Your goal
Nothing but the lines below from the one that contains "What's the underlying" through the one that contains "Serialize everything readable" should be retyped, exactly and including both ends. Do not include pictures.

[Records for the task Boundary: Start]

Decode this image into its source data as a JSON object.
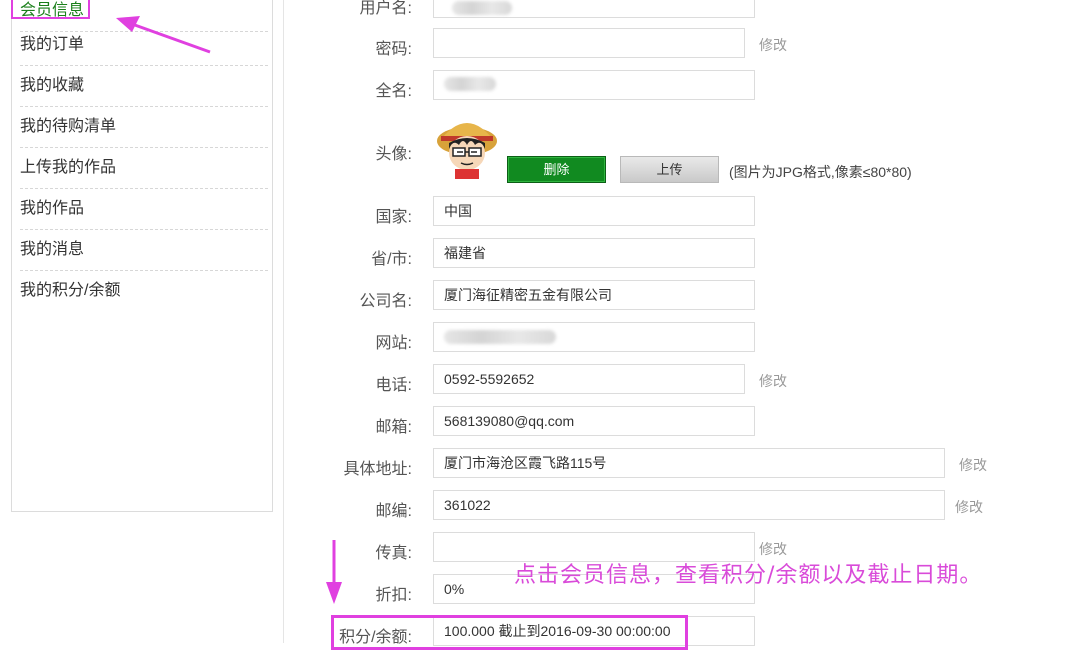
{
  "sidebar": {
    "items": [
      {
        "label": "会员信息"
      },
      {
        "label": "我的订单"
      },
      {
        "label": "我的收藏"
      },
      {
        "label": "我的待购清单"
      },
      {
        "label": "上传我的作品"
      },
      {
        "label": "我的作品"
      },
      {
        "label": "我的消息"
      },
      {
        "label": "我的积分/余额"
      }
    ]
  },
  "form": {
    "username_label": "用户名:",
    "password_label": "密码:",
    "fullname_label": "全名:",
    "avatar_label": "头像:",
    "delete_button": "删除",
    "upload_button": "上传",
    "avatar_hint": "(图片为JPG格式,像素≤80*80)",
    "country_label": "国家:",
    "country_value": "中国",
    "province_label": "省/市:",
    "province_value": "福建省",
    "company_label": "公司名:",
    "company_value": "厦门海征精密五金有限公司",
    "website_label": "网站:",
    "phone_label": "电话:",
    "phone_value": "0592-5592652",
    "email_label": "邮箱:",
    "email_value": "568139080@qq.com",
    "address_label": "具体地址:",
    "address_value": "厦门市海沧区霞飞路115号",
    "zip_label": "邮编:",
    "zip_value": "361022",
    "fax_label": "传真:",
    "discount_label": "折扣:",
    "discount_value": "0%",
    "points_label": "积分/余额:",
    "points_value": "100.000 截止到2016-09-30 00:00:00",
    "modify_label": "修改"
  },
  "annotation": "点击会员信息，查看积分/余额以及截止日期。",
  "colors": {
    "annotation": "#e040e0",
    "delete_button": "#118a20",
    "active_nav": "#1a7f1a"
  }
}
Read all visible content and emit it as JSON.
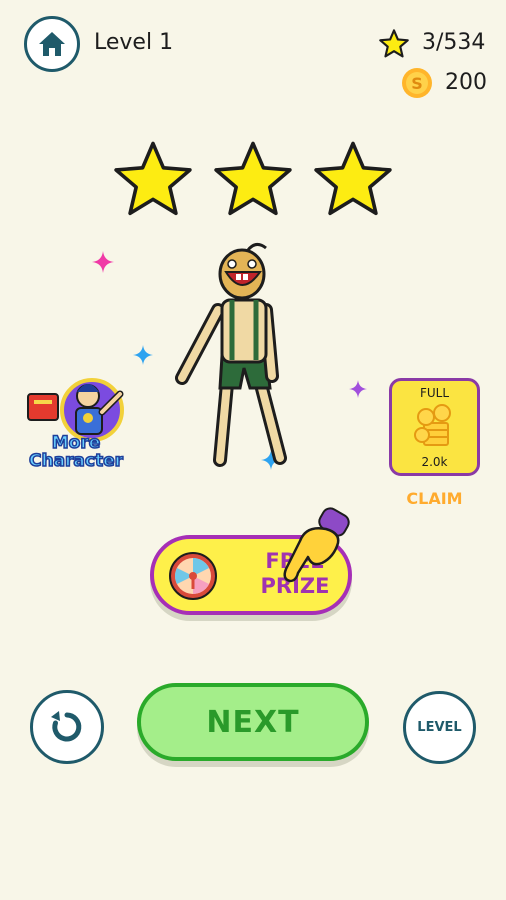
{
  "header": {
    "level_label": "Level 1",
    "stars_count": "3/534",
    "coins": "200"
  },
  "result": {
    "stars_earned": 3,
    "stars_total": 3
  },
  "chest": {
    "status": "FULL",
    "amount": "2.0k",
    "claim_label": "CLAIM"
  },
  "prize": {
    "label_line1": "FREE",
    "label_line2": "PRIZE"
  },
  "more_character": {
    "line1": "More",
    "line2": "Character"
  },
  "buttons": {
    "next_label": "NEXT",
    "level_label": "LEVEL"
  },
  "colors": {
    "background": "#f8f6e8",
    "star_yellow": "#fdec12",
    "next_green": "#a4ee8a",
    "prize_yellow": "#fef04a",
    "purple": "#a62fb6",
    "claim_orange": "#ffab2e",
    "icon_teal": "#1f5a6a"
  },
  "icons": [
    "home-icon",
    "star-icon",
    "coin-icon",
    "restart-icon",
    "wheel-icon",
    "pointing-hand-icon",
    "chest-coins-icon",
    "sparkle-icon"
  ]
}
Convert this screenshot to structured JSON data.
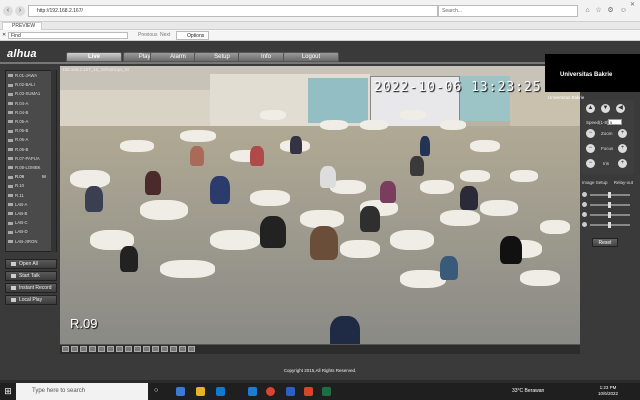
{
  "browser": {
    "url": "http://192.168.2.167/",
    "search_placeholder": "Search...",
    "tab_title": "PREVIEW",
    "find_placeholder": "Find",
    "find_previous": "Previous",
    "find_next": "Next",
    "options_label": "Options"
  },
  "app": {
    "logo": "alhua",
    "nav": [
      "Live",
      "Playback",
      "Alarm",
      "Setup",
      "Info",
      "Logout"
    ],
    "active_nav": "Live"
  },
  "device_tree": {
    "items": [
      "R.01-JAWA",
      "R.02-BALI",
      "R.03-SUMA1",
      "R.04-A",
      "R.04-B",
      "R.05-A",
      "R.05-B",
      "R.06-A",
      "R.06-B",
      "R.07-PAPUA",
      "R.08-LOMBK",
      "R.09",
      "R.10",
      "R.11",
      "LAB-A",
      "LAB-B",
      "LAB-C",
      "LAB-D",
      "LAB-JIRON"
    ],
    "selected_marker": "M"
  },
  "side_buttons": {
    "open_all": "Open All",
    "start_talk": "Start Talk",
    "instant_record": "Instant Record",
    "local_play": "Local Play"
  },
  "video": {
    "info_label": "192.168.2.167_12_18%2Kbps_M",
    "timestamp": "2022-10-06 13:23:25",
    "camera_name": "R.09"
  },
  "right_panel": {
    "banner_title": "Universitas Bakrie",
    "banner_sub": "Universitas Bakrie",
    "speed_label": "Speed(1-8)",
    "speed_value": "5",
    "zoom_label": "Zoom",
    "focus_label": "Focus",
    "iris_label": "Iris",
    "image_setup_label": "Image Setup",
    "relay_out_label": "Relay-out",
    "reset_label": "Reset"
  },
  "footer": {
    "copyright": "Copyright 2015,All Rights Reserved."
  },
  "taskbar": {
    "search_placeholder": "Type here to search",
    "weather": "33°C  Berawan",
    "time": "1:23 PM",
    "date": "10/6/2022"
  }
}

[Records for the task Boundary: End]
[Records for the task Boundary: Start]

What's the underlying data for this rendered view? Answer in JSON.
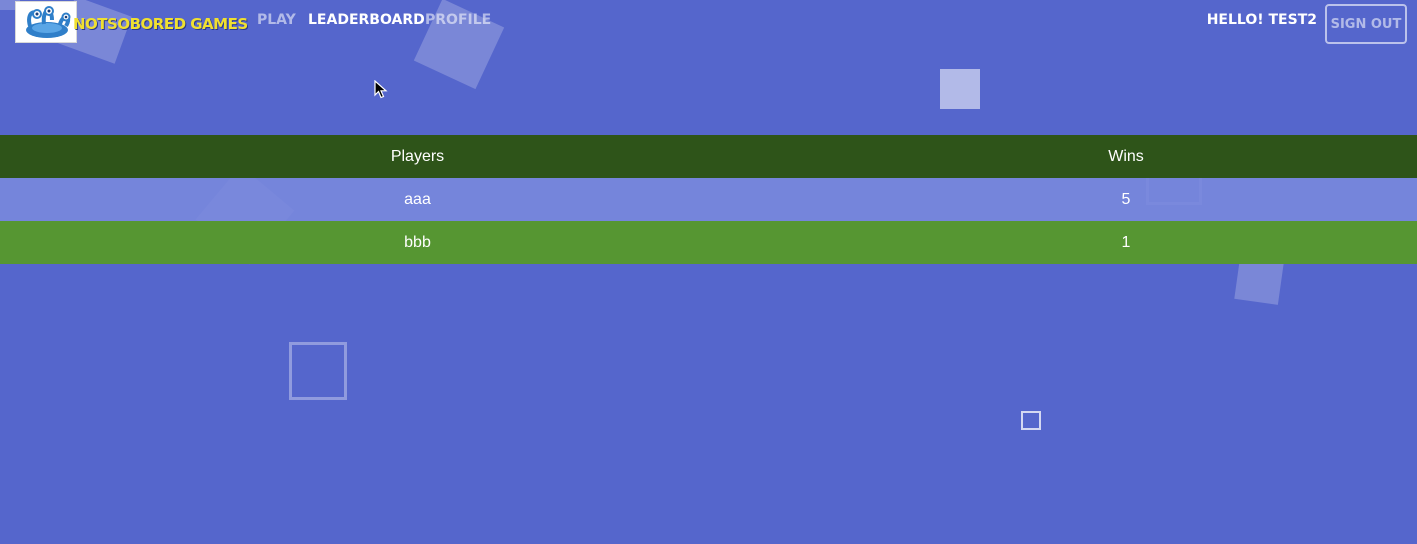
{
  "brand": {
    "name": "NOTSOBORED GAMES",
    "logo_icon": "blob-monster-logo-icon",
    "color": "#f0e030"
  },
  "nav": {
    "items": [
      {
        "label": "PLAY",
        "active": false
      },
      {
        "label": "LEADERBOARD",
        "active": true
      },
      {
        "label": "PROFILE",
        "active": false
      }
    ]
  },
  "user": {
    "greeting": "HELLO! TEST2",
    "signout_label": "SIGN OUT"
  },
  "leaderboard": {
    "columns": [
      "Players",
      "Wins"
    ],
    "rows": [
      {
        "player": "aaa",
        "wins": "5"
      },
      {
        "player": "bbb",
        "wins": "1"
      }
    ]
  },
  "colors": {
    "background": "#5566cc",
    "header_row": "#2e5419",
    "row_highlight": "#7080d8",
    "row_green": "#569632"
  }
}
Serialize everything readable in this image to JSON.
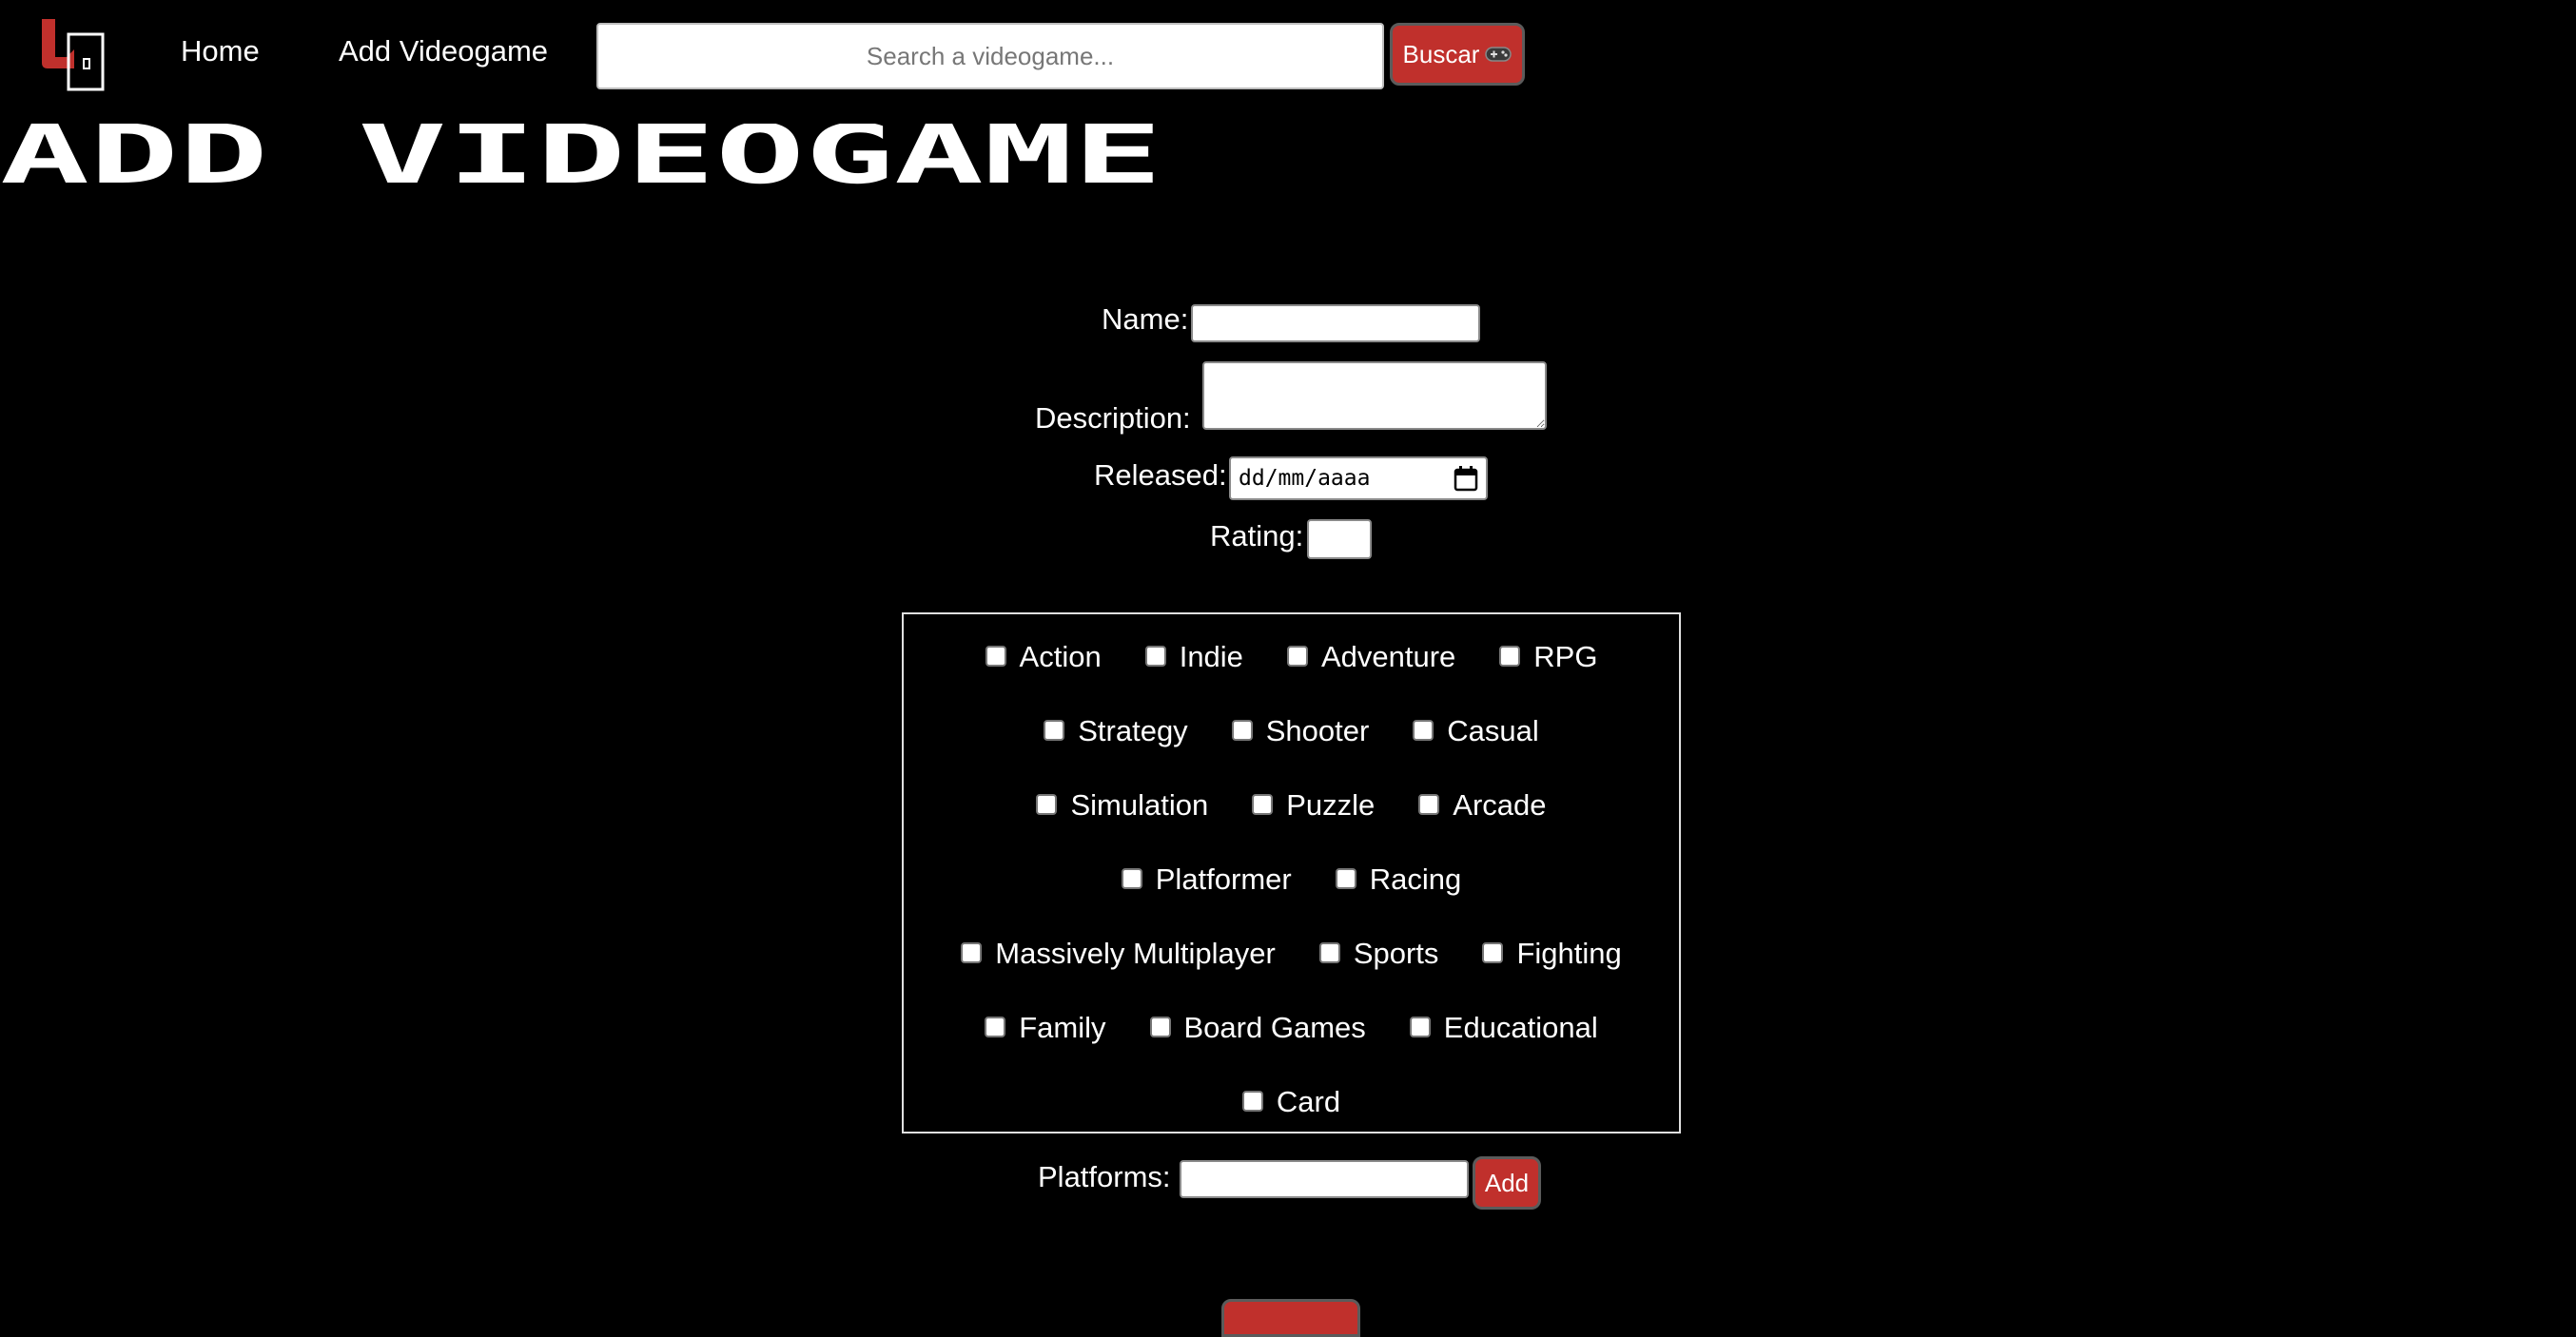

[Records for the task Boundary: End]

Written solution
What's the underlying data for this rendered view? Answer in JSON.
{
  "brand": {
    "name": "NOTSOBORED GAMES",
    "logo_icon": "blob-monster-logo-icon",
    "color": "#f0e030"
  },
  "nav": {
    "items": [
      {
        "label": "PLAY",
        "active": false
      },
      {
        "label": "LEADERBOARD",
        "active": true
      },
      {
        "label": "PROFILE",
        "active": false
      }
    ]
  },
  "user": {
    "greeting": "HELLO! TEST2",
    "signout_label": "SIGN OUT"
  },
  "leaderboard": {
    "columns": [
      "Players",
      "Wins"
    ],
    "rows": [
      {
        "player": "aaa",
        "wins": "5"
      },
      {
        "player": "bbb",
        "wins": "1"
      }
    ]
  },
  "colors": {
    "background": "#5566cc",
    "header_row": "#2e5419",
    "row_highlight": "#7080d8",
    "row_green": "#569632"
  }
}
Serialize everything readable in this image to JSON.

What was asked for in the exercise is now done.